Councils developing subsidy-free solar farms, report reveals
Local authorities urged not to wait on national Government in pressing ahead with solar schemes.
Councils are developing “subsidy-free” solar farms and schemes putting panels on homes and businesses to generate funds and cut bills, a report said.
The solar industry, which has been hit by changes to national policies and subsidy regimes, is calling on local authorities to boost renewables on new homes and existing buildings including schools, business parks and offices.
Many councils across the UK are already rolling out schemes from “smart” neighbourhoods with solar and electric vehicle charging to council homes with solar panels, a report by industry body the Solar Trade Association (STA) said.

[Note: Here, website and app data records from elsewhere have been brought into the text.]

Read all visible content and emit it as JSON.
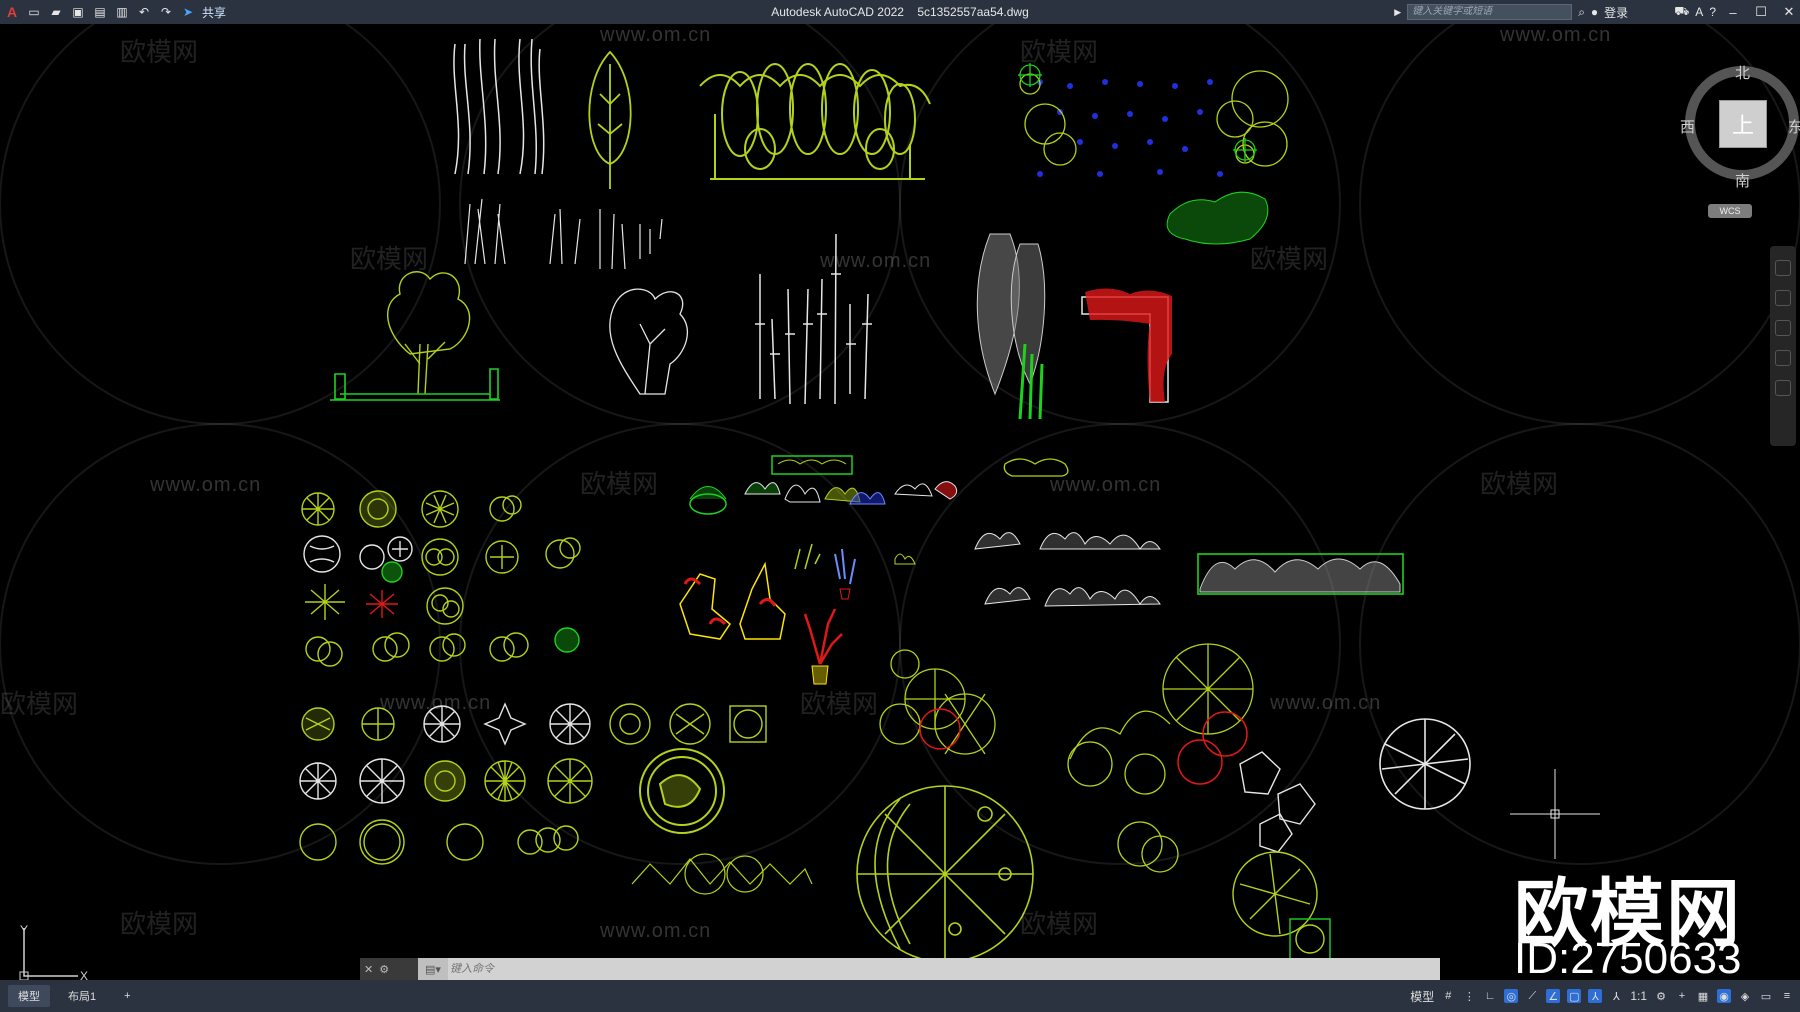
{
  "app": {
    "title": "Autodesk AutoCAD 2022",
    "filename": "5c1352557aa54.dwg",
    "share_label": "共享",
    "search_placeholder": "键入关键字或短语",
    "login_label": "登录"
  },
  "viewcube": {
    "north": "北",
    "south": "南",
    "east": "东",
    "west": "西",
    "face": "上",
    "wcs": "WCS"
  },
  "ucs": {
    "x": "X",
    "y": "Y"
  },
  "watermark": {
    "brand": "欧模网",
    "url": "www.om.cn",
    "id": "ID:2750633"
  },
  "command": {
    "placeholder": "键入命令"
  },
  "status": {
    "tabs": [
      "模型",
      "布局1"
    ],
    "model_label": "模型",
    "scale": "1:1"
  },
  "colors": {
    "background": "#000000",
    "yellow_green": "#b3d21a",
    "green": "#1fd11f",
    "white": "#e6e6e6",
    "red": "#e01818",
    "blue": "#2030e0",
    "ui_bar": "#2b3340"
  }
}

And local authorities are now able to deliver solar farms which do not rely on subsidies, with West Sussex County Council building a subsidy-free project on a closed landfill site and others following suit, the industry report said.
Analysis has also revealed that the top 10 local authorities have invested more than £80 million in solar projects, with Forest Heath District Council in Suffolk topping the list, though there is significant variation in take-up of solar.
Peterborough tops the league for the highest proportion of homes with solar panels, around 11%, while only 0.1% in Kensington have the renewable energy technology, it showed.
Measures that can make solar work include using planning powers to demand higher standards on new developments, making use of interest-free finance from Government-funded Salix Finance, large-scale schemes and putting solar and storage alongside electric vehicle infrastructure, the STA said.
STA chief executive Chris Hewett said: “Leadership on solar in the UK today comes from local councils, and increasingly from regional government.
“Local people want a stake in clean energy, so they understand the tremendous value of solar and energy storage – both hugely accessible technologies.
“We’ve been impressed by the level of innovation and political leadership being demonstrated today by some councils.
“Our message to councils is don’t wait on national Government; there is a lot you can do today with solar and the UK solar industry wants to work with you to help meet your climate, air quality and economic goals.”
Some of the local authority projects highlighted in the report are:
– Barratt Homes has delivered 220 homes under Milton Keynes’ local plan which requires carbon neutrality, including a 10% carbon reduction from onsite renewables;
– Cambridge City Council is building its first council homes in 20 years, which include solar power to reduce energy bills;
– Hounslow Council is planning two subsidy-free solar farms, with possible battery storage, with the potential for power from both sites to be fed back to council buildings and schools;
– City of Cardiff Council included a solar thermal system as part of its £5.5 million regeneration of a leisure centre, featuring a 25-metre swimming pool, cutting energy bills by 30%;
– West Sussex Council has secured £3 million of capital funding to finance solar across 50 schools following a successful pilot on eight schools.
– Perth Food and Drink Park is being developed for business units with clean power sold by Perth and Kinross Council to business tenants from ground-mounted and roof-mounted solar.
Report author Leonie Greene said: “Our research showed that better national policy is needed to support domestic and community solar and the great ambitions of local government to use solar to tackle fuel poverty.
“But our report shows that many projects can be done today, free of central government, which heralds a new era of sustainable clean energy investment.”